**Task objective:**
Each entry should be given again exactly, with any image left out.

[Opening Material provided section]

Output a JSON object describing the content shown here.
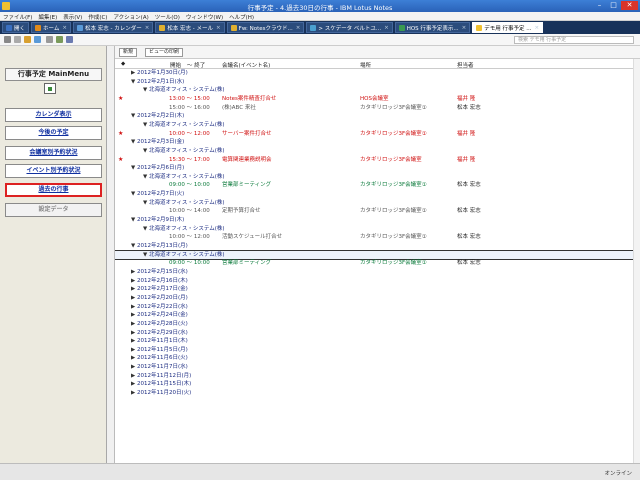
{
  "window": {
    "title": "行事予定 - 4.過去30日の行事 - IBM Lotus Notes"
  },
  "menu": [
    "ファイル(F)",
    "編集(E)",
    "表示(V)",
    "作成(C)",
    "アクション(A)",
    "ツール(O)",
    "ウィンドウ(W)",
    "ヘルプ(H)"
  ],
  "tabs": [
    {
      "label": "開く",
      "color": "#3a6fc0"
    },
    {
      "label": "ホーム",
      "color": "#e08a1a"
    },
    {
      "label": "松本 宏志 - カレンダー",
      "color": "#5a9ad8"
    },
    {
      "label": "松本 宏志 - メール",
      "color": "#e0b030"
    },
    {
      "label": "Fw: Notesクラウド...",
      "color": "#e0b030"
    },
    {
      "label": "> スケデータ ベルトユ...",
      "color": "#4aa0d0"
    },
    {
      "label": "HOS 行事予定表示...",
      "color": "#3a9a50"
    },
    {
      "label": "デモ用 行事予定 ...",
      "color": "#f0c030"
    }
  ],
  "search": {
    "placeholder": "検索 デモ用 行事予定"
  },
  "sidebar": {
    "title": "行事予定 MainMenu",
    "items": [
      "カレンダ表示",
      "今後の予定",
      "会議室別予約状況",
      "イベント別予約状況",
      "過去の行事",
      "設定データ"
    ]
  },
  "actions": {
    "new": "新規",
    "print": "ビューの印刷"
  },
  "columns": {
    "start": "開始",
    "end": "～ 終了",
    "name": "会議名(イベント名)",
    "place": "場所",
    "resp": "担当者"
  },
  "rows": [
    {
      "type": "date",
      "open": false,
      "text": "2012年1月30日(月)"
    },
    {
      "type": "date",
      "open": true,
      "text": "2012年2月1日(水)"
    },
    {
      "type": "org",
      "text": "北海道オフィス・システム(株)"
    },
    {
      "type": "ev",
      "style": "red",
      "flag": true,
      "time": "13:00 ～ 15:00",
      "name": "Notes案件精査打合せ",
      "place": "HOS会議室",
      "resp": "福井 隆"
    },
    {
      "type": "ev",
      "style": "gray",
      "flag": false,
      "time": "15:00 ～ 16:00",
      "name": "(株)ABC 来社",
      "place": "カタギリロッジ3F会議室①",
      "resp": "松本 宏志"
    },
    {
      "type": "date",
      "open": true,
      "text": "2012年2月2日(木)"
    },
    {
      "type": "org",
      "text": "北海道オフィス・システム(株)"
    },
    {
      "type": "ev",
      "style": "red",
      "flag": true,
      "time": "10:00 ～ 12:00",
      "name": "サーバー案件打合せ",
      "place": "カタギリロッジ3F会議室①",
      "resp": "福井 隆"
    },
    {
      "type": "date",
      "open": true,
      "text": "2012年2月3日(金)"
    },
    {
      "type": "org",
      "text": "北海道オフィス・システム(株)"
    },
    {
      "type": "ev",
      "style": "red",
      "flag": true,
      "time": "15:30 ～ 17:00",
      "name": "電算関連業務説明会",
      "place": "カタギリロッジ3F会議室",
      "resp": "福井 隆"
    },
    {
      "type": "date",
      "open": true,
      "text": "2012年2月6日(月)"
    },
    {
      "type": "org",
      "text": "北海道オフィス・システム(株)"
    },
    {
      "type": "ev",
      "style": "green",
      "flag": false,
      "time": "09:00 ～ 10:00",
      "name": "営業部ミーティング",
      "place": "カタギリロッジ3F会議室①",
      "resp": "松本 宏志"
    },
    {
      "type": "date",
      "open": true,
      "text": "2012年2月7日(火)"
    },
    {
      "type": "org",
      "text": "北海道オフィス・システム(株)"
    },
    {
      "type": "ev",
      "style": "gray",
      "flag": false,
      "time": "10:00 ～ 14:00",
      "name": "定期予算打合せ",
      "place": "カタギリロッジ3F会議室①",
      "resp": "松本 宏志"
    },
    {
      "type": "date",
      "open": true,
      "text": "2012年2月9日(木)"
    },
    {
      "type": "org",
      "text": "北海道オフィス・システム(株)"
    },
    {
      "type": "ev",
      "style": "gray",
      "flag": false,
      "time": "10:00 ～ 12:00",
      "name": "活動スケジュール打合せ",
      "place": "カタギリロッジ3F会議室①",
      "resp": "松本 宏志"
    },
    {
      "type": "date",
      "open": true,
      "text": "2012年2月13日(月)"
    },
    {
      "type": "org",
      "text": "北海道オフィス・システム(株)",
      "selected": true
    },
    {
      "type": "ev",
      "style": "green",
      "flag": false,
      "time": "09:00 ～ 10:00",
      "name": "営業部ミーティング",
      "place": "カタギリロッジ3F会議室①",
      "resp": "松本 宏志"
    },
    {
      "type": "date",
      "open": false,
      "text": "2012年2月15日(水)"
    },
    {
      "type": "date",
      "open": false,
      "text": "2012年2月16日(木)"
    },
    {
      "type": "date",
      "open": false,
      "text": "2012年2月17日(金)"
    },
    {
      "type": "date",
      "open": false,
      "text": "2012年2月20日(月)"
    },
    {
      "type": "date",
      "open": false,
      "text": "2012年2月22日(水)"
    },
    {
      "type": "date",
      "open": false,
      "text": "2012年2月24日(金)"
    },
    {
      "type": "date",
      "open": false,
      "text": "2012年2月28日(火)"
    },
    {
      "type": "date",
      "open": false,
      "text": "2012年2月29日(水)"
    },
    {
      "type": "date",
      "open": false,
      "text": "2012年11月1日(木)"
    },
    {
      "type": "date",
      "open": false,
      "text": "2012年11月5日(月)"
    },
    {
      "type": "date",
      "open": false,
      "text": "2012年11月6日(火)"
    },
    {
      "type": "date",
      "open": false,
      "text": "2012年11月7日(水)"
    },
    {
      "type": "date",
      "open": false,
      "text": "2012年11月12日(月)"
    },
    {
      "type": "date",
      "open": false,
      "text": "2012年11月15日(木)"
    },
    {
      "type": "date",
      "open": false,
      "text": "2012年11月20日(火)"
    }
  ],
  "status": {
    "online": "オンライン"
  }
}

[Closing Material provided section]

**Task response:**
Output a JSON object describing the content shown here.
{
  "window": {
    "title": "行事予定 - 4.過去30日の行事 - IBM Lotus Notes"
  },
  "menu": [
    "ファイル(F)",
    "編集(E)",
    "表示(V)",
    "作成(C)",
    "アクション(A)",
    "ツール(O)",
    "ウィンドウ(W)",
    "ヘルプ(H)"
  ],
  "tabs": [
    {
      "label": "開く",
      "color": "#3a6fc0"
    },
    {
      "label": "ホーム",
      "color": "#e08a1a"
    },
    {
      "label": "松本 宏志 - カレンダー",
      "color": "#5a9ad8"
    },
    {
      "label": "松本 宏志 - メール",
      "color": "#e0b030"
    },
    {
      "label": "Fw: Notesクラウド...",
      "color": "#e0b030"
    },
    {
      "label": "> スケデータ ベルトユ...",
      "color": "#4aa0d0"
    },
    {
      "label": "HOS 行事予定表示...",
      "color": "#3a9a50"
    },
    {
      "label": "デモ用 行事予定 ...",
      "color": "#f0c030"
    }
  ],
  "search": {
    "placeholder": "検索 デモ用 行事予定"
  },
  "sidebar": {
    "title": "行事予定 MainMenu",
    "items": [
      "カレンダ表示",
      "今後の予定",
      "会議室別予約状況",
      "イベント別予約状況",
      "過去の行事",
      "設定データ"
    ]
  },
  "actions": {
    "new": "新規",
    "print": "ビューの印刷"
  },
  "columns": {
    "start": "開始",
    "end": "～ 終了",
    "name": "会議名(イベント名)",
    "place": "場所",
    "resp": "担当者"
  },
  "rows": [
    {
      "type": "date",
      "open": false,
      "text": "2012年1月30日(月)"
    },
    {
      "type": "date",
      "open": true,
      "text": "2012年2月1日(水)"
    },
    {
      "type": "org",
      "text": "北海道オフィス・システム(株)"
    },
    {
      "type": "ev",
      "style": "red",
      "flag": true,
      "time": "13:00 ～ 15:00",
      "name": "Notes案件精査打合せ",
      "place": "HOS会議室",
      "resp": "福井 隆"
    },
    {
      "type": "ev",
      "style": "gray",
      "flag": false,
      "time": "15:00 ～ 16:00",
      "name": "(株)ABC 来社",
      "place": "カタギリロッジ3F会議室①",
      "resp": "松本 宏志"
    },
    {
      "type": "date",
      "open": true,
      "text": "2012年2月2日(木)"
    },
    {
      "type": "org",
      "text": "北海道オフィス・システム(株)"
    },
    {
      "type": "ev",
      "style": "red",
      "flag": true,
      "time": "10:00 ～ 12:00",
      "name": "サーバー案件打合せ",
      "place": "カタギリロッジ3F会議室①",
      "resp": "福井 隆"
    },
    {
      "type": "date",
      "open": true,
      "text": "2012年2月3日(金)"
    },
    {
      "type": "org",
      "text": "北海道オフィス・システム(株)"
    },
    {
      "type": "ev",
      "style": "red",
      "flag": true,
      "time": "15:30 ～ 17:00",
      "name": "電算関連業務説明会",
      "place": "カタギリロッジ3F会議室",
      "resp": "福井 隆"
    },
    {
      "type": "date",
      "open": true,
      "text": "2012年2月6日(月)"
    },
    {
      "type": "org",
      "text": "北海道オフィス・システム(株)"
    },
    {
      "type": "ev",
      "style": "green",
      "flag": false,
      "time": "09:00 ～ 10:00",
      "name": "営業部ミーティング",
      "place": "カタギリロッジ3F会議室①",
      "resp": "松本 宏志"
    },
    {
      "type": "date",
      "open": true,
      "text": "2012年2月7日(火)"
    },
    {
      "type": "org",
      "text": "北海道オフィス・システム(株)"
    },
    {
      "type": "ev",
      "style": "gray",
      "flag": false,
      "time": "10:00 ～ 14:00",
      "name": "定期予算打合せ",
      "place": "カタギリロッジ3F会議室①",
      "resp": "松本 宏志"
    },
    {
      "type": "date",
      "open": true,
      "text": "2012年2月9日(木)"
    },
    {
      "type": "org",
      "text": "北海道オフィス・システム(株)"
    },
    {
      "type": "ev",
      "style": "gray",
      "flag": false,
      "time": "10:00 ～ 12:00",
      "name": "活動スケジュール打合せ",
      "place": "カタギリロッジ3F会議室①",
      "resp": "松本 宏志"
    },
    {
      "type": "date",
      "open": true,
      "text": "2012年2月13日(月)"
    },
    {
      "type": "org",
      "text": "北海道オフィス・システム(株)",
      "selected": true
    },
    {
      "type": "ev",
      "style": "green",
      "flag": false,
      "time": "09:00 ～ 10:00",
      "name": "営業部ミーティング",
      "place": "カタギリロッジ3F会議室①",
      "resp": "松本 宏志"
    },
    {
      "type": "date",
      "open": false,
      "text": "2012年2月15日(水)"
    },
    {
      "type": "date",
      "open": false,
      "text": "2012年2月16日(木)"
    },
    {
      "type": "date",
      "open": false,
      "text": "2012年2月17日(金)"
    },
    {
      "type": "date",
      "open": false,
      "text": "2012年2月20日(月)"
    },
    {
      "type": "date",
      "open": false,
      "text": "2012年2月22日(水)"
    },
    {
      "type": "date",
      "open": false,
      "text": "2012年2月24日(金)"
    },
    {
      "type": "date",
      "open": false,
      "text": "2012年2月28日(火)"
    },
    {
      "type": "date",
      "open": false,
      "text": "2012年2月29日(水)"
    },
    {
      "type": "date",
      "open": false,
      "text": "2012年11月1日(木)"
    },
    {
      "type": "date",
      "open": false,
      "text": "2012年11月5日(月)"
    },
    {
      "type": "date",
      "open": false,
      "text": "2012年11月6日(火)"
    },
    {
      "type": "date",
      "open": false,
      "text": "2012年11月7日(水)"
    },
    {
      "type": "date",
      "open": false,
      "text": "2012年11月12日(月)"
    },
    {
      "type": "date",
      "open": false,
      "text": "2012年11月15日(木)"
    },
    {
      "type": "date",
      "open": false,
      "text": "2012年11月20日(火)"
    }
  ],
  "status": {
    "online": "オンライン"
  }
}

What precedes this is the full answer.